--- Given data ---

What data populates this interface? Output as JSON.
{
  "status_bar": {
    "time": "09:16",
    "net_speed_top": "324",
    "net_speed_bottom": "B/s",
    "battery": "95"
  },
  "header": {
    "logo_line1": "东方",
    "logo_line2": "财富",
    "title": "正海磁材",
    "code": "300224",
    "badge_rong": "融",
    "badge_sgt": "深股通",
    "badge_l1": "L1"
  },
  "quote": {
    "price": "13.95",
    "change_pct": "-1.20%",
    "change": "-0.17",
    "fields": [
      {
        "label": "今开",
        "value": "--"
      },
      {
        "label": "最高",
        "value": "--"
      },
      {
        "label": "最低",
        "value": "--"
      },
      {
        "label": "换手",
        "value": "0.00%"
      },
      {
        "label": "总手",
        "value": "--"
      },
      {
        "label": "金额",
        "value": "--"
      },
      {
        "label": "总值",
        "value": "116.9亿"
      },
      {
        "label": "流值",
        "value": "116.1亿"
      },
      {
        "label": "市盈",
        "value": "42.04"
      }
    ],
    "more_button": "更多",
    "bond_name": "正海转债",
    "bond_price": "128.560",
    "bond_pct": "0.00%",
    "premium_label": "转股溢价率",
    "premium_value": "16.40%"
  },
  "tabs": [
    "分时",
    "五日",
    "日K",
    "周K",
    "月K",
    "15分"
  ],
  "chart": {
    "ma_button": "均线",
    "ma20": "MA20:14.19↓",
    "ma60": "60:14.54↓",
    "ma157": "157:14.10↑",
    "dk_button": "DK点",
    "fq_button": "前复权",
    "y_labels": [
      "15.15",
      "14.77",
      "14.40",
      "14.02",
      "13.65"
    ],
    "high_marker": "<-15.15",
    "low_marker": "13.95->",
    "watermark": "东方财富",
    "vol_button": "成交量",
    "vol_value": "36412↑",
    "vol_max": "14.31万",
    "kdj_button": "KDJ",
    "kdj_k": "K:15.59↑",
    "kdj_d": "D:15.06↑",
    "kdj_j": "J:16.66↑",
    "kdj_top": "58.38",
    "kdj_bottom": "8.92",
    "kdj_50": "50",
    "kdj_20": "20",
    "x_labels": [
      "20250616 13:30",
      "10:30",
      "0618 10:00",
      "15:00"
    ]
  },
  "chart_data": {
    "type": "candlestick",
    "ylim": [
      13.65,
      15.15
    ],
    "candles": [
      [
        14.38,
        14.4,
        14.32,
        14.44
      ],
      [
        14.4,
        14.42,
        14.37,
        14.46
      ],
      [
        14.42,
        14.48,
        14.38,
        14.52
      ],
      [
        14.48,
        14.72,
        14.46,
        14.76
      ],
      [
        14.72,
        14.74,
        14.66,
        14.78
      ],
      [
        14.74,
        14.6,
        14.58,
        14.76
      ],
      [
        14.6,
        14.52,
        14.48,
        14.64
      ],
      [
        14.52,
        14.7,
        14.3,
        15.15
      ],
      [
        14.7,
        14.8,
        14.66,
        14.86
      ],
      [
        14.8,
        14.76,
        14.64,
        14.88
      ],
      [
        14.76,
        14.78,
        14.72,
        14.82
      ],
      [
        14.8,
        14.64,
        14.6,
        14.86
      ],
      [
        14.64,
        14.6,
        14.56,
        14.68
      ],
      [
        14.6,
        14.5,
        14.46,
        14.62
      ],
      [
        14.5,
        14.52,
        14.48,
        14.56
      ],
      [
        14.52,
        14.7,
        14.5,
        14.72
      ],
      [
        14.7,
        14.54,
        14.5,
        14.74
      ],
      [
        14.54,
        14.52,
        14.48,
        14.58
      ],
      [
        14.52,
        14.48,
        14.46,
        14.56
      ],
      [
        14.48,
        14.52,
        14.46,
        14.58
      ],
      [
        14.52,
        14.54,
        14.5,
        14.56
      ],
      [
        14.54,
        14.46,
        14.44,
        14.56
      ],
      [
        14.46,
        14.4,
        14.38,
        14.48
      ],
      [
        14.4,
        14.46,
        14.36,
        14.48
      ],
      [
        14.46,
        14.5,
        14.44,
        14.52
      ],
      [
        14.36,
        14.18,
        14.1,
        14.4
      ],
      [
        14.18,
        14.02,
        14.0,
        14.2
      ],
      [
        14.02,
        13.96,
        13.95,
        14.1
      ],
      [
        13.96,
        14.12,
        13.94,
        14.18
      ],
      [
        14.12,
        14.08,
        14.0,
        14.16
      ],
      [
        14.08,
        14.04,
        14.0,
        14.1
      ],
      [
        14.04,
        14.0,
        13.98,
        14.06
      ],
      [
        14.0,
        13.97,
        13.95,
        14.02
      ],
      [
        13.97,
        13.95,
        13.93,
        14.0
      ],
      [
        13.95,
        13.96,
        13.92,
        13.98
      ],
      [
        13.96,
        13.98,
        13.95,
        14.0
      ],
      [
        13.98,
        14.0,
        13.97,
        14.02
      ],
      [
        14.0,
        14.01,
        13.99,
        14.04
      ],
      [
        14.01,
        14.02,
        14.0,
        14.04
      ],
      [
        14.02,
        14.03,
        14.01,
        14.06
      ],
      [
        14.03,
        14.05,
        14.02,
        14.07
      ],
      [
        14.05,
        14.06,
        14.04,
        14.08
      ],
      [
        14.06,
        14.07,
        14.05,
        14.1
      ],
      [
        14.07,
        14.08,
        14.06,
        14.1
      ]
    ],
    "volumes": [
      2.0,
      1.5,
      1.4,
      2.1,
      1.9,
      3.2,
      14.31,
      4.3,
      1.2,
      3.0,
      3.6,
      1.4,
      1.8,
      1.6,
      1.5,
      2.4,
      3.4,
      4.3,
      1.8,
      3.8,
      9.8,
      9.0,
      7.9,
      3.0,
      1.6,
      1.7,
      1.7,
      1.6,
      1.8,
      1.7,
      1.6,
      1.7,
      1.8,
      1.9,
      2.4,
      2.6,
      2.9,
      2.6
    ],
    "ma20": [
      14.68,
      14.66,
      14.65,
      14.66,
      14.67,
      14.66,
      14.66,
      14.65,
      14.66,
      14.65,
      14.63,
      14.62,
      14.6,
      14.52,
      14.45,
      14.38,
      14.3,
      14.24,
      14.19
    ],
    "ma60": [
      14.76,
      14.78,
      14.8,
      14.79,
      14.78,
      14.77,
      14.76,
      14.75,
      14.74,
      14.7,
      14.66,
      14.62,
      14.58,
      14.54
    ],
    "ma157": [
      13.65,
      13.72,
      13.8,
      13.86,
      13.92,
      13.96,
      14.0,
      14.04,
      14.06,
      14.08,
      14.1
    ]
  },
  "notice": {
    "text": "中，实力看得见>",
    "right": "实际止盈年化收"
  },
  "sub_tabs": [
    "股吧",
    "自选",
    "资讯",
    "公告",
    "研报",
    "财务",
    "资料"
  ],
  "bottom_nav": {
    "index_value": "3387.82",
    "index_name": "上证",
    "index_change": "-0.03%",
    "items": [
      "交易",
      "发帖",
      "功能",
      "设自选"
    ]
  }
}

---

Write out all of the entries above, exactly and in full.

What data populates this interface? Output as JSON.
{
  "status_bar": {
    "time": "09:16",
    "net_speed_top": "324",
    "net_speed_bottom": "B/s",
    "battery": "95"
  },
  "header": {
    "logo_line1": "东方",
    "logo_line2": "财富",
    "title": "正海磁材",
    "code": "300224",
    "badge_rong": "融",
    "badge_sgt": "深股通",
    "badge_l1": "L1"
  },
  "quote": {
    "price": "13.95",
    "change_pct": "-1.20%",
    "change": "-0.17",
    "fields": [
      {
        "label": "今开",
        "value": "--"
      },
      {
        "label": "最高",
        "value": "--"
      },
      {
        "label": "最低",
        "value": "--"
      },
      {
        "label": "换手",
        "value": "0.00%"
      },
      {
        "label": "总手",
        "value": "--"
      },
      {
        "label": "金额",
        "value": "--"
      },
      {
        "label": "总值",
        "value": "116.9亿"
      },
      {
        "label": "流值",
        "value": "116.1亿"
      },
      {
        "label": "市盈",
        "value": "42.04"
      }
    ],
    "more_button": "更多",
    "bond_name": "正海转债",
    "bond_price": "128.560",
    "bond_pct": "0.00%",
    "premium_label": "转股溢价率",
    "premium_value": "16.40%"
  },
  "tabs": [
    "分时",
    "五日",
    "日K",
    "周K",
    "月K",
    "15分"
  ],
  "chart": {
    "ma_button": "均线",
    "ma20": "MA20:14.19↓",
    "ma60": "60:14.54↓",
    "ma157": "157:14.10↑",
    "dk_button": "DK点",
    "fq_button": "前复权",
    "y_labels": [
      "15.15",
      "14.77",
      "14.40",
      "14.02",
      "13.65"
    ],
    "high_marker": "<-15.15",
    "low_marker": "13.95->",
    "watermark": "东方财富",
    "vol_button": "成交量",
    "vol_value": "36412↑",
    "vol_max": "14.31万",
    "kdj_button": "KDJ",
    "kdj_k": "K:15.59↑",
    "kdj_d": "D:15.06↑",
    "kdj_j": "J:16.66↑",
    "kdj_top": "58.38",
    "kdj_bottom": "8.92",
    "kdj_50": "50",
    "kdj_20": "20",
    "x_labels": [
      "20250616 13:30",
      "10:30",
      "0618 10:00",
      "15:00"
    ]
  },
  "chart_data": {
    "type": "candlestick",
    "ylim": [
      13.65,
      15.15
    ],
    "candles": [
      [
        14.38,
        14.4,
        14.32,
        14.44
      ],
      [
        14.4,
        14.42,
        14.37,
        14.46
      ],
      [
        14.42,
        14.48,
        14.38,
        14.52
      ],
      [
        14.48,
        14.72,
        14.46,
        14.76
      ],
      [
        14.72,
        14.74,
        14.66,
        14.78
      ],
      [
        14.74,
        14.6,
        14.58,
        14.76
      ],
      [
        14.6,
        14.52,
        14.48,
        14.64
      ],
      [
        14.52,
        14.7,
        14.3,
        15.15
      ],
      [
        14.7,
        14.8,
        14.66,
        14.86
      ],
      [
        14.8,
        14.76,
        14.64,
        14.88
      ],
      [
        14.76,
        14.78,
        14.72,
        14.82
      ],
      [
        14.8,
        14.64,
        14.6,
        14.86
      ],
      [
        14.64,
        14.6,
        14.56,
        14.68
      ],
      [
        14.6,
        14.5,
        14.46,
        14.62
      ],
      [
        14.5,
        14.52,
        14.48,
        14.56
      ],
      [
        14.52,
        14.7,
        14.5,
        14.72
      ],
      [
        14.7,
        14.54,
        14.5,
        14.74
      ],
      [
        14.54,
        14.52,
        14.48,
        14.58
      ],
      [
        14.52,
        14.48,
        14.46,
        14.56
      ],
      [
        14.48,
        14.52,
        14.46,
        14.58
      ],
      [
        14.52,
        14.54,
        14.5,
        14.56
      ],
      [
        14.54,
        14.46,
        14.44,
        14.56
      ],
      [
        14.46,
        14.4,
        14.38,
        14.48
      ],
      [
        14.4,
        14.46,
        14.36,
        14.48
      ],
      [
        14.46,
        14.5,
        14.44,
        14.52
      ],
      [
        14.36,
        14.18,
        14.1,
        14.4
      ],
      [
        14.18,
        14.02,
        14.0,
        14.2
      ],
      [
        14.02,
        13.96,
        13.95,
        14.1
      ],
      [
        13.96,
        14.12,
        13.94,
        14.18
      ],
      [
        14.12,
        14.08,
        14.0,
        14.16
      ],
      [
        14.08,
        14.04,
        14.0,
        14.1
      ],
      [
        14.04,
        14.0,
        13.98,
        14.06
      ],
      [
        14.0,
        13.97,
        13.95,
        14.02
      ],
      [
        13.97,
        13.95,
        13.93,
        14.0
      ],
      [
        13.95,
        13.96,
        13.92,
        13.98
      ],
      [
        13.96,
        13.98,
        13.95,
        14.0
      ],
      [
        13.98,
        14.0,
        13.97,
        14.02
      ],
      [
        14.0,
        14.01,
        13.99,
        14.04
      ],
      [
        14.01,
        14.02,
        14.0,
        14.04
      ],
      [
        14.02,
        14.03,
        14.01,
        14.06
      ],
      [
        14.03,
        14.05,
        14.02,
        14.07
      ],
      [
        14.05,
        14.06,
        14.04,
        14.08
      ],
      [
        14.06,
        14.07,
        14.05,
        14.1
      ],
      [
        14.07,
        14.08,
        14.06,
        14.1
      ]
    ],
    "volumes": [
      2.0,
      1.5,
      1.4,
      2.1,
      1.9,
      3.2,
      14.31,
      4.3,
      1.2,
      3.0,
      3.6,
      1.4,
      1.8,
      1.6,
      1.5,
      2.4,
      3.4,
      4.3,
      1.8,
      3.8,
      9.8,
      9.0,
      7.9,
      3.0,
      1.6,
      1.7,
      1.7,
      1.6,
      1.8,
      1.7,
      1.6,
      1.7,
      1.8,
      1.9,
      2.4,
      2.6,
      2.9,
      2.6
    ],
    "ma20": [
      14.68,
      14.66,
      14.65,
      14.66,
      14.67,
      14.66,
      14.66,
      14.65,
      14.66,
      14.65,
      14.63,
      14.62,
      14.6,
      14.52,
      14.45,
      14.38,
      14.3,
      14.24,
      14.19
    ],
    "ma60": [
      14.76,
      14.78,
      14.8,
      14.79,
      14.78,
      14.77,
      14.76,
      14.75,
      14.74,
      14.7,
      14.66,
      14.62,
      14.58,
      14.54
    ],
    "ma157": [
      13.65,
      13.72,
      13.8,
      13.86,
      13.92,
      13.96,
      14.0,
      14.04,
      14.06,
      14.08,
      14.1
    ]
  },
  "notice": {
    "text": "中，实力看得见>",
    "right": "实际止盈年化收"
  },
  "sub_tabs": [
    "股吧",
    "自选",
    "资讯",
    "公告",
    "研报",
    "财务",
    "资料"
  ],
  "bottom_nav": {
    "index_value": "3387.82",
    "index_name": "上证",
    "index_change": "-0.03%",
    "items": [
      "交易",
      "发帖",
      "功能",
      "设自选"
    ]
  }
}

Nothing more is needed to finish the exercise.